Records shown:
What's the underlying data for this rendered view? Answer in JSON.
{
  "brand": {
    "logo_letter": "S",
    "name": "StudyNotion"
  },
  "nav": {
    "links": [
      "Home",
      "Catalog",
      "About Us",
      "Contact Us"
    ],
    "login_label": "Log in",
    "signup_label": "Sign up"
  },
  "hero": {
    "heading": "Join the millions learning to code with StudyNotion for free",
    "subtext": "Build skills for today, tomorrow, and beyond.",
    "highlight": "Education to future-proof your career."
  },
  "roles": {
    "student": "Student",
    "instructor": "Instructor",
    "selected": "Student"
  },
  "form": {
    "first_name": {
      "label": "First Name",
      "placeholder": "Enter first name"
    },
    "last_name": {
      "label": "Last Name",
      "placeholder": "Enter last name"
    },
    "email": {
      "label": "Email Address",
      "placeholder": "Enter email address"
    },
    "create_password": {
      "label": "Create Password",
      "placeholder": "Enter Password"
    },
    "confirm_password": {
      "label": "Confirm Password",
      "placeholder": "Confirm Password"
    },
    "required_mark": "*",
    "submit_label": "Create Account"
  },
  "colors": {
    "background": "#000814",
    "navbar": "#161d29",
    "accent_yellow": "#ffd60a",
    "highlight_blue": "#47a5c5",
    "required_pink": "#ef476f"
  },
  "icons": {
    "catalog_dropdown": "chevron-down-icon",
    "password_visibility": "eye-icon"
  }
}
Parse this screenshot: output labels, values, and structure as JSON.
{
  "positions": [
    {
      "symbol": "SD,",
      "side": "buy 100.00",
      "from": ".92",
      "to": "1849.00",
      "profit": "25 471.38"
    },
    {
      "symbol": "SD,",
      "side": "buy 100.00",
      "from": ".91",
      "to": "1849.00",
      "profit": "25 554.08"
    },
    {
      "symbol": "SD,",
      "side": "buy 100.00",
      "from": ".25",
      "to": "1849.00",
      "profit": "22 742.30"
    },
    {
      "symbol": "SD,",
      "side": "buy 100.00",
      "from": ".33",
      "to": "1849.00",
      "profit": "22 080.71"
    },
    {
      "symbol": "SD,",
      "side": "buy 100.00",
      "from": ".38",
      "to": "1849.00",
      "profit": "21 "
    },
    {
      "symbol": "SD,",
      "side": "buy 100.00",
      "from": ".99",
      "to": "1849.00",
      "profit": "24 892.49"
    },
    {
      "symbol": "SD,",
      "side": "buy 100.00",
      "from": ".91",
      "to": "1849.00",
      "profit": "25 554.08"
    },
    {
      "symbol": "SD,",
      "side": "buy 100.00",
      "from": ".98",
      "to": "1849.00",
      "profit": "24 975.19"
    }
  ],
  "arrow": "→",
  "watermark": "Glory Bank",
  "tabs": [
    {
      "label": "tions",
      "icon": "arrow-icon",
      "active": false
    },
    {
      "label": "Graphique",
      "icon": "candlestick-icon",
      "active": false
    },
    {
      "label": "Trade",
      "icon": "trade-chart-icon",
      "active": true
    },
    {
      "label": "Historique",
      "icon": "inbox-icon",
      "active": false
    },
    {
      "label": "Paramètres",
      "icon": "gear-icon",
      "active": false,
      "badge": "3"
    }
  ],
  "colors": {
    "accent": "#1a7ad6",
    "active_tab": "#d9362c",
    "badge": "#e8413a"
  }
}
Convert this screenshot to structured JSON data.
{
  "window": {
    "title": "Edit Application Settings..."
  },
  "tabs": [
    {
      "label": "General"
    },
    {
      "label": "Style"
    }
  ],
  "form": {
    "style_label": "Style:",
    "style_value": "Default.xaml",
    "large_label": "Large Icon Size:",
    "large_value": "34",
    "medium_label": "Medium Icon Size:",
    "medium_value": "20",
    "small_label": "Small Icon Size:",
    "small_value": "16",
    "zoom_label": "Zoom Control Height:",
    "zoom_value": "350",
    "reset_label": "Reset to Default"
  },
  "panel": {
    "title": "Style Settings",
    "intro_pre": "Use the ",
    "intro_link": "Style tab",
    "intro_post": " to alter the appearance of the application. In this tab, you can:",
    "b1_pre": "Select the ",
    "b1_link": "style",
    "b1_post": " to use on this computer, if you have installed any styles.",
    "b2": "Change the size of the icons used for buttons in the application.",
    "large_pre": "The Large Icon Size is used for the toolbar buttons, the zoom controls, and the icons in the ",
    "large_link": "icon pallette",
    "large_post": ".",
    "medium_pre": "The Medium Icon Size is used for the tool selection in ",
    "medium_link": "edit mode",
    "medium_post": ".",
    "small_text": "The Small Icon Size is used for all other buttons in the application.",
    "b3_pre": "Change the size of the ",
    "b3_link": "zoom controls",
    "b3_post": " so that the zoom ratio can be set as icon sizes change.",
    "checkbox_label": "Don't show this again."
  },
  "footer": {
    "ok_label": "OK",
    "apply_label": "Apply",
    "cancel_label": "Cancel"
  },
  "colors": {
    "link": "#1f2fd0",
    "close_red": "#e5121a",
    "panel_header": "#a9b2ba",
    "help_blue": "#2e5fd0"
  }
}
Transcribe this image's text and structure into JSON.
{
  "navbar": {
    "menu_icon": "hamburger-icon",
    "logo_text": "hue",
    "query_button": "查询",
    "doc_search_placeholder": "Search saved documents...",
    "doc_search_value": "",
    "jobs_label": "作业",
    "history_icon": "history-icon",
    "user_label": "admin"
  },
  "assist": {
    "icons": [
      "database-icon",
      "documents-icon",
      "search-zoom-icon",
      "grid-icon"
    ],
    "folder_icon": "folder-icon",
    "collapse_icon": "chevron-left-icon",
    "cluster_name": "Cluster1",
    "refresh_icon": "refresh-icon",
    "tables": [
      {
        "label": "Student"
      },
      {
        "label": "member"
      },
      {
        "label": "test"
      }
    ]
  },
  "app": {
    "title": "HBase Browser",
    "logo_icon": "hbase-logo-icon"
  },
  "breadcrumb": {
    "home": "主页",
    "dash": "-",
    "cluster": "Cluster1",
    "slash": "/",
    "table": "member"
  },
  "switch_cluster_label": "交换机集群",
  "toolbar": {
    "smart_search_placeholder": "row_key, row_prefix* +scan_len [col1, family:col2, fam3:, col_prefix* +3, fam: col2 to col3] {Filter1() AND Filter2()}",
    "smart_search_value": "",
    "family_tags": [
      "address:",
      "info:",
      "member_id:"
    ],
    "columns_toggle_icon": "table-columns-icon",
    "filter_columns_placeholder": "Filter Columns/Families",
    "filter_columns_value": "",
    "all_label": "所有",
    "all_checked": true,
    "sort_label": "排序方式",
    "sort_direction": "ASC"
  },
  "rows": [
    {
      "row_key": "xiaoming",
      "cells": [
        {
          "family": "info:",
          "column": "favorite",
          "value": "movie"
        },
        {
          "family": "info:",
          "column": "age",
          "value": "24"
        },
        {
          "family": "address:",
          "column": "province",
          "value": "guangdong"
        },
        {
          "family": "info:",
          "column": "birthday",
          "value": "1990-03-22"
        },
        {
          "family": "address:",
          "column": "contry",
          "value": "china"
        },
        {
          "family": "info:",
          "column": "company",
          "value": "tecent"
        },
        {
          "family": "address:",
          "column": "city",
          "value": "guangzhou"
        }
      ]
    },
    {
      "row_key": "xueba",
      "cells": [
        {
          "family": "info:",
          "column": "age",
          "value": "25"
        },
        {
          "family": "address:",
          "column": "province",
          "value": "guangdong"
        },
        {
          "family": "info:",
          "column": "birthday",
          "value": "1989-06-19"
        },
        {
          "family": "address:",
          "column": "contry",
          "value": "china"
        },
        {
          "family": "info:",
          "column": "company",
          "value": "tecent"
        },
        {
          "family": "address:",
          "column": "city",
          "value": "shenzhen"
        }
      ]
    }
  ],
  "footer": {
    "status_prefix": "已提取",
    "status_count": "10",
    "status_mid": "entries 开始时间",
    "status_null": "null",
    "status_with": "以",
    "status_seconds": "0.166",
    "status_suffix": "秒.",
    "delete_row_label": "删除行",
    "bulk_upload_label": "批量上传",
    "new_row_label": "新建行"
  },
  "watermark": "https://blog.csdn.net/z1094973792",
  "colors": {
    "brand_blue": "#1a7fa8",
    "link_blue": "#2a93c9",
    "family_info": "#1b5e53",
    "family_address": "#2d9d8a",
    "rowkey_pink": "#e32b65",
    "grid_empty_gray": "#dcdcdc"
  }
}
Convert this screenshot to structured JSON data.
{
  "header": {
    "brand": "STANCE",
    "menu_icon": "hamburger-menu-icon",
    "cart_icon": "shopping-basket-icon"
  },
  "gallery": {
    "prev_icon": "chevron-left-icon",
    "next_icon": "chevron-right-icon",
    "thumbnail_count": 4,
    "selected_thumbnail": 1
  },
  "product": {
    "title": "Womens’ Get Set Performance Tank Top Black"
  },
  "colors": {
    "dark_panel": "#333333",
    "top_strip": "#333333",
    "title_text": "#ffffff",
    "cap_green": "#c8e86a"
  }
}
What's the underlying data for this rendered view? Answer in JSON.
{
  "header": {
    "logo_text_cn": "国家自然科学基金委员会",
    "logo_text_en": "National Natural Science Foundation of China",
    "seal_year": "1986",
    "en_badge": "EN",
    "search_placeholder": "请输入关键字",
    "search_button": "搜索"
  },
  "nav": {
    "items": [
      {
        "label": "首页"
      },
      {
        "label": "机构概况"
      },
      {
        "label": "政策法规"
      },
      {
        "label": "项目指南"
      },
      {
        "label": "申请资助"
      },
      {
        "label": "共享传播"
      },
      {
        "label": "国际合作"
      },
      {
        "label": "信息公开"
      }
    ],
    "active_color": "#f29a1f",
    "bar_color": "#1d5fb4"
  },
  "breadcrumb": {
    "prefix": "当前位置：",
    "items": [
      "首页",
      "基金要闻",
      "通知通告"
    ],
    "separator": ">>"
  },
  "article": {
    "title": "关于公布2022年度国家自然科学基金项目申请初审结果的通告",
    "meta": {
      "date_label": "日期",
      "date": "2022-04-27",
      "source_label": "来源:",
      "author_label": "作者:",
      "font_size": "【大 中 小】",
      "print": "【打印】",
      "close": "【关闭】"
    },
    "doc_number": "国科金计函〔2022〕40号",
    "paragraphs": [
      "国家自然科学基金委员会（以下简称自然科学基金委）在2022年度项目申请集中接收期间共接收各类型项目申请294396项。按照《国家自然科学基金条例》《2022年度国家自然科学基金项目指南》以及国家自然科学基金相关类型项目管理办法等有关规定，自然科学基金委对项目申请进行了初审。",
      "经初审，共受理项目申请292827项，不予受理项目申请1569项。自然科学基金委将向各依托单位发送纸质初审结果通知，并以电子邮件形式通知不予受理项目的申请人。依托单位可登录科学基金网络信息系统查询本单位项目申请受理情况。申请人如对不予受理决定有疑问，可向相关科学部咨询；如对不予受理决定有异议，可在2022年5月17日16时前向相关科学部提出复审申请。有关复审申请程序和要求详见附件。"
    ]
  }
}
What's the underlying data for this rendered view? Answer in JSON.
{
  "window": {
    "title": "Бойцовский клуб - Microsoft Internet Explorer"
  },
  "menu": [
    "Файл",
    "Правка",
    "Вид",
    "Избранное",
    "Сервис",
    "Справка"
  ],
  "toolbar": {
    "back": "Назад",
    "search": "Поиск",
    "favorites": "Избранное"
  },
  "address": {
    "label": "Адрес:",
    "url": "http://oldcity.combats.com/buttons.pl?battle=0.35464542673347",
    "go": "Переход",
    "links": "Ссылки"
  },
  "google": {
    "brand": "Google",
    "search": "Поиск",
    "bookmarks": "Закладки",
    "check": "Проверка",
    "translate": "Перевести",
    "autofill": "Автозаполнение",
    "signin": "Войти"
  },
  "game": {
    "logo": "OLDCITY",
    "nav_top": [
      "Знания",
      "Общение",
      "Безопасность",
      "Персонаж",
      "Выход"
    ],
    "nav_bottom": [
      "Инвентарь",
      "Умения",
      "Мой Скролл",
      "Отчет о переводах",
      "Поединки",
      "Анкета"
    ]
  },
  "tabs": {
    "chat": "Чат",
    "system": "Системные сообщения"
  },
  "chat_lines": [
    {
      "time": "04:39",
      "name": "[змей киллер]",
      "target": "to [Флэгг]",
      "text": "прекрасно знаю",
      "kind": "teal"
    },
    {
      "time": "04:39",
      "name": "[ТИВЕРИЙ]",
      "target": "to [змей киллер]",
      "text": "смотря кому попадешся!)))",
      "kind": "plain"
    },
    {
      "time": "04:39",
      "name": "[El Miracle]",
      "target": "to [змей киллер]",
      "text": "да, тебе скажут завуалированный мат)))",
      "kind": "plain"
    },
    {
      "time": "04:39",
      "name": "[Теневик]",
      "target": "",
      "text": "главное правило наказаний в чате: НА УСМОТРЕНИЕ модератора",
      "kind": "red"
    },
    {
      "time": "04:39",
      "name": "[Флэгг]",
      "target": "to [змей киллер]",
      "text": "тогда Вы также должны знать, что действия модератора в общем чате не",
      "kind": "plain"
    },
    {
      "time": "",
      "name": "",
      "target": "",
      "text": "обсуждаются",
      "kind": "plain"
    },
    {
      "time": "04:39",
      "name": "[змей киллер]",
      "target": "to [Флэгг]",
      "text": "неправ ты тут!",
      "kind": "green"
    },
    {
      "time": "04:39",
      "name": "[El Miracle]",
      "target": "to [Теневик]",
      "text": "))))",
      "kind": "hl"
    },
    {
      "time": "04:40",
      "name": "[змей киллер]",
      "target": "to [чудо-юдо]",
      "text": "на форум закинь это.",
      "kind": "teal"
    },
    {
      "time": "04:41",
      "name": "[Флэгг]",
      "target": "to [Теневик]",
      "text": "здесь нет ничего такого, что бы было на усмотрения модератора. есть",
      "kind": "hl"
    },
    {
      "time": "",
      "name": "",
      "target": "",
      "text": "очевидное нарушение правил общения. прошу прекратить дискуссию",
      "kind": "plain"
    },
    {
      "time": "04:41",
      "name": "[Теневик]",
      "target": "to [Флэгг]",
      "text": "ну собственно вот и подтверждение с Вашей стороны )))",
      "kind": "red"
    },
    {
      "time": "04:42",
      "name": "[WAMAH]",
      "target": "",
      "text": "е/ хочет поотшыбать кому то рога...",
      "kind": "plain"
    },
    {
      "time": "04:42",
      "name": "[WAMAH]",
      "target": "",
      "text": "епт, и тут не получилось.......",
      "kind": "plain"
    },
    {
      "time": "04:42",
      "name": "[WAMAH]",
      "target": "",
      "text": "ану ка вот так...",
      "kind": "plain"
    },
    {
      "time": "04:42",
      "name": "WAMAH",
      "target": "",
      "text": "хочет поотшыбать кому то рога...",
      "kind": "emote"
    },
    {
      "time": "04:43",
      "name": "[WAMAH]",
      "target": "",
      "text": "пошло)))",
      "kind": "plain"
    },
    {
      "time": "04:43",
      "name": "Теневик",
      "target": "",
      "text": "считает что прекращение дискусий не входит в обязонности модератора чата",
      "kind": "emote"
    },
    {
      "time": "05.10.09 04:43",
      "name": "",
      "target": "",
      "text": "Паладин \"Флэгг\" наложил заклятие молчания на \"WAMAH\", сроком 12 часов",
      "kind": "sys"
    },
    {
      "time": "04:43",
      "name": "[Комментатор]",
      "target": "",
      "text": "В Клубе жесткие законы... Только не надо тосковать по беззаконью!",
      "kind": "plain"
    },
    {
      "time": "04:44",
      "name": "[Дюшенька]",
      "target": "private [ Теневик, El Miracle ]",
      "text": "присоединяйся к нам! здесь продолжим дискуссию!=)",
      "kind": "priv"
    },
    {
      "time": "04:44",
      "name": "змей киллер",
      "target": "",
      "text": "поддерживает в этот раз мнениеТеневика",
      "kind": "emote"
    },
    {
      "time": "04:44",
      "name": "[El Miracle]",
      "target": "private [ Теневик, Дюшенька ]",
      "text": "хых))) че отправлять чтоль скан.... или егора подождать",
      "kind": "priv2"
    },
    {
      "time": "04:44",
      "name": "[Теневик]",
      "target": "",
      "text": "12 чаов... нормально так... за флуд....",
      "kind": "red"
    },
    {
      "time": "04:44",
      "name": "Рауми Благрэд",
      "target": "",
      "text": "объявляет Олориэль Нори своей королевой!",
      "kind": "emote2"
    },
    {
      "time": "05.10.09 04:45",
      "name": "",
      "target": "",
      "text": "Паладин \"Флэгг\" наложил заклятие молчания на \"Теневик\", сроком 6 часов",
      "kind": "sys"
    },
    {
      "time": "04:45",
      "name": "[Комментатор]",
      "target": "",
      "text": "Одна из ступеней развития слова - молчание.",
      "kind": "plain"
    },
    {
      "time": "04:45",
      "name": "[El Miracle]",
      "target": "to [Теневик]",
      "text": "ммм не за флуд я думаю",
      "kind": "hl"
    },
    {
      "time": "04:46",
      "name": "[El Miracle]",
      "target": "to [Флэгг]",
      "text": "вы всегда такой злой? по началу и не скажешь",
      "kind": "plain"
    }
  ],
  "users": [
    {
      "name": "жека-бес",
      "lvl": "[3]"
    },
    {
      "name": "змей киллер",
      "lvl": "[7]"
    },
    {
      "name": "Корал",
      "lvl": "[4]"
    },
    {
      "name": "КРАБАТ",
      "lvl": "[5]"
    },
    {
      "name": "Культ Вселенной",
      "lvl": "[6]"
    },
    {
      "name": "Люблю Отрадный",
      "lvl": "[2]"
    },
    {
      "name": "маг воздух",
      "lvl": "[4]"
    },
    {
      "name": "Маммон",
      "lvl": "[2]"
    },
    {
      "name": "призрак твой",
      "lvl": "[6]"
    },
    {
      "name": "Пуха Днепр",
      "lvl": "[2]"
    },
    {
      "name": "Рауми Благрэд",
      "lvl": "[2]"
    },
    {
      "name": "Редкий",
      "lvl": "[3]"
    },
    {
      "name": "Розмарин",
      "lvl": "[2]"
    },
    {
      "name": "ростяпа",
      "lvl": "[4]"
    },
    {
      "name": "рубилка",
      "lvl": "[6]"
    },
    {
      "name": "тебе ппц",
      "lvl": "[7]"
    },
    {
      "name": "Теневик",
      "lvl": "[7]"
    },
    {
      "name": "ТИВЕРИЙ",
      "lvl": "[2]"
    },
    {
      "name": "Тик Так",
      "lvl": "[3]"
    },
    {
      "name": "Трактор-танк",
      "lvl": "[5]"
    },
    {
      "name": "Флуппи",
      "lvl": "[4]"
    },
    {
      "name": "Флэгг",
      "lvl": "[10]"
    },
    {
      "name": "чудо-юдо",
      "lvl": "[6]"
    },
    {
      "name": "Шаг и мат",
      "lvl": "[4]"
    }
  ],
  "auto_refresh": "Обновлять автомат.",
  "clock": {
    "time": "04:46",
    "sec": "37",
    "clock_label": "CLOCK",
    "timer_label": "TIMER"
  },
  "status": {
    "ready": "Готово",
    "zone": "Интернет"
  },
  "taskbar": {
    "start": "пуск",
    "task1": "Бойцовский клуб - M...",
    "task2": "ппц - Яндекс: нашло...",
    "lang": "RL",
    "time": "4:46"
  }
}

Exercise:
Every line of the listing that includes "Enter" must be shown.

Exercise response:
      "placeholder": "Enter first name"
      "placeholder": "Enter last name"
      "placeholder": "Enter email address"
      "placeholder": "Enter Password"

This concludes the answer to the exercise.